Semi-Effective Methods for Dealing with Credential Stuffing
So, what can you do about it? There’s no shortage of advice online about how you can help mitigate credential stuffing attacks. Of course, it makes sense to leverage perimeter defense technologies (like a WAF) that block traffic from known bad sources, train users not to use duplicate passwords, implement multi-factor authentication wherever possible, and strengthen your access policies, for example, by forcing password resets after significant breaches occur. It’s all good advice, but it’s not sufficient. It bypasses the heart of the problem, which is that our approach to authorization is quickly becoming outdated. It’s time we considered the feasibility of a token-based authorization model.
Moving to a Token-Based Authorization Approach
What is token-based authorization? In simplest terms, it’s a framework that enables a user to access an application without having to provide their credentials to that application itself. Instead, the user is granted access through the use of managed access tokens (not to be confused with physical 2-factor authorization tokens that people possess). In fact, you are probably using such an approach in your daily life. Any application that is connected to Facebook, Google, or Microsoft (to name just a few) and allows you to log in using those credentials is using a token-based authorization mechanism and standard frameworks like OAuth 2.0 to make that possible. As a user, you’ve already proven your identity (authentication) using your Facebook, Google, or Microsoft credentials, so whatever application you’re trying to access isn’t looking for you to supply your credentials again. Instead, as an OAuth-enabled application, it’s only looking for a token to authorize your access. If it receives a valid one, you’re granted access; if it doesn’t, you’re denied access, it’s that simple.

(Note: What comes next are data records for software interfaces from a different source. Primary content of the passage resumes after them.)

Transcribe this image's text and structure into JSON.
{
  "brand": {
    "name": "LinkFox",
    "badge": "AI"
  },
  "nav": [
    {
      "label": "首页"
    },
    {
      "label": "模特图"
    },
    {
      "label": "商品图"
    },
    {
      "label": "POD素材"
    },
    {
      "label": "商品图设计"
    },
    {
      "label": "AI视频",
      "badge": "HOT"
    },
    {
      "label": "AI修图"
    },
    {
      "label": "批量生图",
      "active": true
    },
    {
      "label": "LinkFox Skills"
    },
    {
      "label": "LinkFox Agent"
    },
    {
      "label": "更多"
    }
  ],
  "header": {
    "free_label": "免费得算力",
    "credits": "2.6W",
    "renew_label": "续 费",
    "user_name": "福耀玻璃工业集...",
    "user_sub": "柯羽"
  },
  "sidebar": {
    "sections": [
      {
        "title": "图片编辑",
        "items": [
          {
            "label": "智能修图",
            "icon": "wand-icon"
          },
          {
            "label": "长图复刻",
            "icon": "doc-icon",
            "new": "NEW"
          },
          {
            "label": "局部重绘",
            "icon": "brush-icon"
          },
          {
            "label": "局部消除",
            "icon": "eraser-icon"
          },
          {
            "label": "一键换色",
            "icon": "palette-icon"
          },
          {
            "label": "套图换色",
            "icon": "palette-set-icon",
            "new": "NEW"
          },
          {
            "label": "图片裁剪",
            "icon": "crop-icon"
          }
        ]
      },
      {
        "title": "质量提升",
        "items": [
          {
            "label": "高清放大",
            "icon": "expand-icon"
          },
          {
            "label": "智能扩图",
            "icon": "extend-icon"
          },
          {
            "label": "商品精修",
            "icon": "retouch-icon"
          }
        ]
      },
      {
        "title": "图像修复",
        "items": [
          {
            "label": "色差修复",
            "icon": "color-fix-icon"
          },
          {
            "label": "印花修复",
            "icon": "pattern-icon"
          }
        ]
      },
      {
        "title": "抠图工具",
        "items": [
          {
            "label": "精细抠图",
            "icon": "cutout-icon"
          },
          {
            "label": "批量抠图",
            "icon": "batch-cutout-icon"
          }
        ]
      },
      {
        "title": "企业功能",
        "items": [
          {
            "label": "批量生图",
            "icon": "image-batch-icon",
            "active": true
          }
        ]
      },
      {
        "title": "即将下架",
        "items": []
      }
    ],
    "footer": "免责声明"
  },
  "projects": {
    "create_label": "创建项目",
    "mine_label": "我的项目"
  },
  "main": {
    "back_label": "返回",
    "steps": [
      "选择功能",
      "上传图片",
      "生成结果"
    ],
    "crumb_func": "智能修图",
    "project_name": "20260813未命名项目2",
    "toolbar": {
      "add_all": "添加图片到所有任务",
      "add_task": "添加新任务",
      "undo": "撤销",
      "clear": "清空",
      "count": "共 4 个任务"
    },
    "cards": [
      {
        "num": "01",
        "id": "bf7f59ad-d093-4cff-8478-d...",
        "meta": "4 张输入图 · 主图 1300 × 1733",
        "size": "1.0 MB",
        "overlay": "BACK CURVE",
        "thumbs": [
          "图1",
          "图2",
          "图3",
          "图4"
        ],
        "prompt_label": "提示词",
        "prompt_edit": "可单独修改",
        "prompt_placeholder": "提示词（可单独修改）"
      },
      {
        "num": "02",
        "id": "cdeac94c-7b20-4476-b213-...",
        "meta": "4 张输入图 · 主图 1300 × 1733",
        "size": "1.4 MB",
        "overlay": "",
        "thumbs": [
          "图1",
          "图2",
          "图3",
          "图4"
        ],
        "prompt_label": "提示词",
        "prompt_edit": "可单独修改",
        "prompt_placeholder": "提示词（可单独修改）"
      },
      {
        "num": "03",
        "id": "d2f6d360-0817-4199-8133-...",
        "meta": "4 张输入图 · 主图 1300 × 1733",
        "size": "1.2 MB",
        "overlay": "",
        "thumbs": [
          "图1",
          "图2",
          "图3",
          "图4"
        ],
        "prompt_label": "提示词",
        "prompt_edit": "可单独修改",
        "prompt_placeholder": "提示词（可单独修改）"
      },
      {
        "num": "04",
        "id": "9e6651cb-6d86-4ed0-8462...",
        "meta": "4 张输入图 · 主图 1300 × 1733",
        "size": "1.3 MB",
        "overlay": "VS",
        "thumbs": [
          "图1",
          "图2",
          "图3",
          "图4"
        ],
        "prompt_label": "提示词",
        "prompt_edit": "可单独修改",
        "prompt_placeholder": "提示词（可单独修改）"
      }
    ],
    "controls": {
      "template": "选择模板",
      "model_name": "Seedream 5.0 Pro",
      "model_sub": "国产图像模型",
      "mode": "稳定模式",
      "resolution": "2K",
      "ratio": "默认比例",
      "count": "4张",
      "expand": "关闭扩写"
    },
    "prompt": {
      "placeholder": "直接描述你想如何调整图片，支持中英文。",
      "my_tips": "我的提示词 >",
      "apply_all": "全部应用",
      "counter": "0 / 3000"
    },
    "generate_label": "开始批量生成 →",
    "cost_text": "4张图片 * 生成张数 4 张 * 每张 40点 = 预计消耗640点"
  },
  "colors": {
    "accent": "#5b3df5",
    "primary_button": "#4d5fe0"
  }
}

Because token-enabled applications don’t even use credentials to authorize users, they can cut the incidence of credential stuffing attacks by drastically reducing the attack surface area. Tokens help shrink the attack surface because they’re issued to a user for a specific application. So, a token that grants a user access to Netflix, for example, could not also be used to access Spotify. In addition, tokens typically have a very short expiration time, so even if a token were to get stolen via a man-in-the-something attack, the potential damage an attacker could wreak would be limited in both time and scope of access. In the token-based scenario such as OAuth, any credential stuffing attack would need to be directed only at the single resource—the Authorization Server.
Although OAuth has been around for several years and many apps support it, it’s downside is that, as an authorization framework, it is not very secure. In other words, while it serves the purpose of authorizing access, it does not inherently protect itself, and each implementation needs to be vetted. Because OAuth doesn’t provide specifics on how it should be implemented, every implementation may be slightly different and would also require its own security verification to ensure it is safe from exploits.8 It also requires modifying applications to make them OAuth-enabled. This may be far easier for some applications (newer ones, for instance) than for legacy applications.